EXERCISE OBJECTIVE
Print every record word for word.

Stored entries
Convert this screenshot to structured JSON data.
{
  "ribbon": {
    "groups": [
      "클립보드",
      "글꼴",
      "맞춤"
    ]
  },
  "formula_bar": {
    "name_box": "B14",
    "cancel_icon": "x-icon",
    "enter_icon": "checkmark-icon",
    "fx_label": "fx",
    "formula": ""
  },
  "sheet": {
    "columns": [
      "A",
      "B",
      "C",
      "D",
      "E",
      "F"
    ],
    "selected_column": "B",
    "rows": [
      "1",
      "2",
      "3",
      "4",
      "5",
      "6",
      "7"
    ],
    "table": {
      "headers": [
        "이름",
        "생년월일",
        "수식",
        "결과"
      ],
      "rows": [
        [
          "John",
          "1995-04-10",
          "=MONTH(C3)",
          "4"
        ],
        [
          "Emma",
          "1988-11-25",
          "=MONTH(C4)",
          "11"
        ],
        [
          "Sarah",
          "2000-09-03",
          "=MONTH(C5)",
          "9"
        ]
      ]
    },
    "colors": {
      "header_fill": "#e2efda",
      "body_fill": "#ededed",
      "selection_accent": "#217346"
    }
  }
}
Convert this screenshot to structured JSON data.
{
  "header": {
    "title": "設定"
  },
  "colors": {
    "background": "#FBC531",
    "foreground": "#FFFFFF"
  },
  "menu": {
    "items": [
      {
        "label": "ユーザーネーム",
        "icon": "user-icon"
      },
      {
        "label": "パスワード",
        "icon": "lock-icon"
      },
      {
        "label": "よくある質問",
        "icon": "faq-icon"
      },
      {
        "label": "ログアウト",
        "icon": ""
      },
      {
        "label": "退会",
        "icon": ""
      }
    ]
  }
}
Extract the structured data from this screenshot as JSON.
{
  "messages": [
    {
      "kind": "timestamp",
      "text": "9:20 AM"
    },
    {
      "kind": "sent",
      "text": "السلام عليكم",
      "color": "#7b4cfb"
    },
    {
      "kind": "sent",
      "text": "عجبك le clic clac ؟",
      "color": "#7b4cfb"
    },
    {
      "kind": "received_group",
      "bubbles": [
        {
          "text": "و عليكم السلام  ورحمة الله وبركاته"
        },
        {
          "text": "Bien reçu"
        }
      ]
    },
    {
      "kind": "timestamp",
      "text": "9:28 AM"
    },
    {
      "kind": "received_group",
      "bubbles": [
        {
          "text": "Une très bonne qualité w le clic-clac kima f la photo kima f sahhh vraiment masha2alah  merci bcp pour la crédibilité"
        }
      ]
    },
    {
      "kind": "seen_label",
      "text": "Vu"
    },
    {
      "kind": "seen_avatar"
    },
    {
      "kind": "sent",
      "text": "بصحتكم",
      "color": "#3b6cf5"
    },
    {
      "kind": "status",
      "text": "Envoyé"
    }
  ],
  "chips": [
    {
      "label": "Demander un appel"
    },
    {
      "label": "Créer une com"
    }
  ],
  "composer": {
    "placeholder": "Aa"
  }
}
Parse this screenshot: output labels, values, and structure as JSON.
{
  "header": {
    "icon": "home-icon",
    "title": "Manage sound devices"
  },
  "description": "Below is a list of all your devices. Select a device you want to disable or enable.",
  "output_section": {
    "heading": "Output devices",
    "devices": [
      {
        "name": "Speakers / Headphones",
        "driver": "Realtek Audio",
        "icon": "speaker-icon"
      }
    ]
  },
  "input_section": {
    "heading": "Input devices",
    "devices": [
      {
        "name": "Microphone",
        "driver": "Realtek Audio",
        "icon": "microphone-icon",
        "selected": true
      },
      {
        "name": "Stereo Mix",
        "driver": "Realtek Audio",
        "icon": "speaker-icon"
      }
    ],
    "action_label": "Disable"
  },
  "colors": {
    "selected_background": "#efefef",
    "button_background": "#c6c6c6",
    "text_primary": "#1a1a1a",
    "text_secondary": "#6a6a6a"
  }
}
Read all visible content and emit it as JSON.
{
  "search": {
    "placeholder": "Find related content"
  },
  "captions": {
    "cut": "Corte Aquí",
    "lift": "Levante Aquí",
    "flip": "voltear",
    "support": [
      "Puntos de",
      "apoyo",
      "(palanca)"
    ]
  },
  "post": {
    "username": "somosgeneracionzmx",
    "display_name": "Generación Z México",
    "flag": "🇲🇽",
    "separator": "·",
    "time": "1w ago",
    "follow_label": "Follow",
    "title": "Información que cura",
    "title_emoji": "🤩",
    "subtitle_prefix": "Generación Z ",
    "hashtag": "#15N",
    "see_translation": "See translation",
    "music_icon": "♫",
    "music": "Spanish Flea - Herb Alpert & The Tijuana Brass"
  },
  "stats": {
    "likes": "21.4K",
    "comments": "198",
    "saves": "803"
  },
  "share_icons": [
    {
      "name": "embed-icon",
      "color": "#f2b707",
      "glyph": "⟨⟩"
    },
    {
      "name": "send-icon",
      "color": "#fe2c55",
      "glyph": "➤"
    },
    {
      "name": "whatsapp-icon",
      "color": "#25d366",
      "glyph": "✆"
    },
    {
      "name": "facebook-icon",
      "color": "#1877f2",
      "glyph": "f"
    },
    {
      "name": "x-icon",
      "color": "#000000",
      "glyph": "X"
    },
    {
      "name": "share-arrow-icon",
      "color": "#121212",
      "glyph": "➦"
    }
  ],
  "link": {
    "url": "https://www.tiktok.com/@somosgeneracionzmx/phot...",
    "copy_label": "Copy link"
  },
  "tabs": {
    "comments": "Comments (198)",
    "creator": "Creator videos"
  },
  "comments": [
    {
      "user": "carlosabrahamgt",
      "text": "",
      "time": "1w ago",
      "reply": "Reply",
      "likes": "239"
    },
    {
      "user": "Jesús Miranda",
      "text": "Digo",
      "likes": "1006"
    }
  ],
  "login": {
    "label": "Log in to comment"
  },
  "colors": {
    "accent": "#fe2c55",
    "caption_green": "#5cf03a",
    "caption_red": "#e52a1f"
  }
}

WRITTEN ANSWER
Convert this screenshot to structured JSON data.
{
  "ribbon": {
    "groups": [
      "클립보드",
      "글꼴",
      "맞춤"
    ]
  },
  "formula_bar": {
    "name_box": "B14",
    "cancel_icon": "x-icon",
    "enter_icon": "checkmark-icon",
    "fx_label": "fx",
    "formula": ""
  },
  "sheet": {
    "columns": [
      "A",
      "B",
      "C",
      "D",
      "E",
      "F"
    ],
    "selected_column": "B",
    "rows": [
      "1",
      "2",
      "3",
      "4",
      "5",
      "6",
      "7"
    ],
    "table": {
      "headers": [
        "이름",
        "생년월일",
        "수식",
        "결과"
      ],
      "rows": [
        [
          "John",
          "1995-04-10",
          "=MONTH(C3)",
          "4"
        ],
        [
          "Emma",
          "1988-11-25",
          "=MONTH(C4)",
          "11"
        ],
        [
          "Sarah",
          "2000-09-03",
          "=MONTH(C5)",
          "9"
        ]
      ]
    },
    "colors": {
      "header_fill": "#e2efda",
      "body_fill": "#ededed",
      "selection_accent": "#217346"
    }
  }
}
Convert this screenshot to structured JSON data.
{
  "header": {
    "title": "設定"
  },
  "colors": {
    "background": "#FBC531",
    "foreground": "#FFFFFF"
  },
  "menu": {
    "items": [
      {
        "label": "ユーザーネーム",
        "icon": "user-icon"
      },
      {
        "label": "パスワード",
        "icon": "lock-icon"
      },
      {
        "label": "よくある質問",
        "icon": "faq-icon"
      },
      {
        "label": "ログアウト",
        "icon": ""
      },
      {
        "label": "退会",
        "icon": ""
      }
    ]
  }
}
Extract the structured data from this screenshot as JSON.
{
  "messages": [
    {
      "kind": "timestamp",
      "text": "9:20 AM"
    },
    {
      "kind": "sent",
      "text": "السلام عليكم",
      "color": "#7b4cfb"
    },
    {
      "kind": "sent",
      "text": "عجبك le clic clac ؟",
      "color": "#7b4cfb"
    },
    {
      "kind": "received_group",
      "bubbles": [
        {
          "text": "و عليكم السلام  ورحمة الله وبركاته"
        },
        {
          "text": "Bien reçu"
        }
      ]
    },
    {
      "kind": "timestamp",
      "text": "9:28 AM"
    },
    {
      "kind": "received_group",
      "bubbles": [
        {
          "text": "Une très bonne qualité w le clic-clac kima f la photo kima f sahhh vraiment masha2alah  merci bcp pour la crédibilité"
        }
      ]
    },
    {
      "kind": "seen_label",
      "text": "Vu"
    },
    {
      "kind": "seen_avatar"
    },
    {
      "kind": "sent",
      "text": "بصحتكم",
      "color": "#3b6cf5"
    },
    {
      "kind": "status",
      "text": "Envoyé"
    }
  ],
  "chips": [
    {
      "label": "Demander un appel"
    },
    {
      "label": "Créer une com"
    }
  ],
  "composer": {
    "placeholder": "Aa"
  }
}
Parse this screenshot: output labels, values, and structure as JSON.
{
  "header": {
    "icon": "home-icon",
    "title": "Manage sound devices"
  },
  "description": "Below is a list of all your devices. Select a device you want to disable or enable.",
  "output_section": {
    "heading": "Output devices",
    "devices": [
      {
        "name": "Speakers / Headphones",
        "driver": "Realtek Audio",
        "icon": "speaker-icon"
      }
    ]
  },
  "input_section": {
    "heading": "Input devices",
    "devices": [
      {
        "name": "Microphone",
        "driver": "Realtek Audio",
        "icon": "microphone-icon",
        "selected": true
      },
      {
        "name": "Stereo Mix",
        "driver": "Realtek Audio",
        "icon": "speaker-icon"
      }
    ],
    "action_label": "Disable"
  },
  "colors": {
    "selected_background": "#efefef",
    "button_background": "#c6c6c6",
    "text_primary": "#1a1a1a",
    "text_secondary": "#6a6a6a"
  }
}
Read all visible content and emit it as JSON.
{
  "search": {
    "placeholder": "Find related content"
  },
  "captions": {
    "cut": "Corte Aquí",
    "lift": "Levante Aquí",
    "flip": "voltear",
    "support": [
      "Puntos de",
      "apoyo",
      "(palanca)"
    ]
  },
  "post": {
    "username": "somosgeneracionzmx",
    "display_name": "Generación Z México",
    "flag": "🇲🇽",
    "separator": "·",
    "time": "1w ago",
    "follow_label": "Follow",
    "title": "Información que cura",
    "title_emoji": "🤩",
    "subtitle_prefix": "Generación Z ",
    "hashtag": "#15N",
    "see_translation": "See translation",
    "music_icon": "♫",
    "music": "Spanish Flea - Herb Alpert & The Tijuana Brass"
  },
  "stats": {
    "likes": "21.4K",
    "comments": "198",
    "saves": "803"
  },
  "share_icons": [
    {
      "name": "embed-icon",
      "color": "#f2b707",
      "glyph": "⟨⟩"
    },
    {
      "name": "send-icon",
      "color": "#fe2c55",
      "glyph": "➤"
    },
    {
      "name": "whatsapp-icon",
      "color": "#25d366",
      "glyph": "✆"
    },
    {
      "name": "facebook-icon",
      "color": "#1877f2",
      "glyph": "f"
    },
    {
      "name": "x-icon",
      "color": "#000000",
      "glyph": "X"
    },
    {
      "name": "share-arrow-icon",
      "color": "#121212",
      "glyph": "➦"
    }
  ],
  "link": {
    "url": "https://www.tiktok.com/@somosgeneracionzmx/phot...",
    "copy_label": "Copy link"
  },
  "tabs": {
    "comments": "Comments (198)",
    "creator": "Creator videos"
  },
  "comments": [
    {
      "user": "carlosabrahamgt",
      "text": "",
      "time": "1w ago",
      "reply": "Reply",
      "likes": "239"
    },
    {
      "user": "Jesús Miranda",
      "text": "Digo",
      "likes": "1006"
    }
  ],
  "login": {
    "label": "Log in to comment"
  },
  "colors": {
    "accent": "#fe2c55",
    "caption_green": "#5cf03a",
    "caption_red": "#e52a1f"
  }
}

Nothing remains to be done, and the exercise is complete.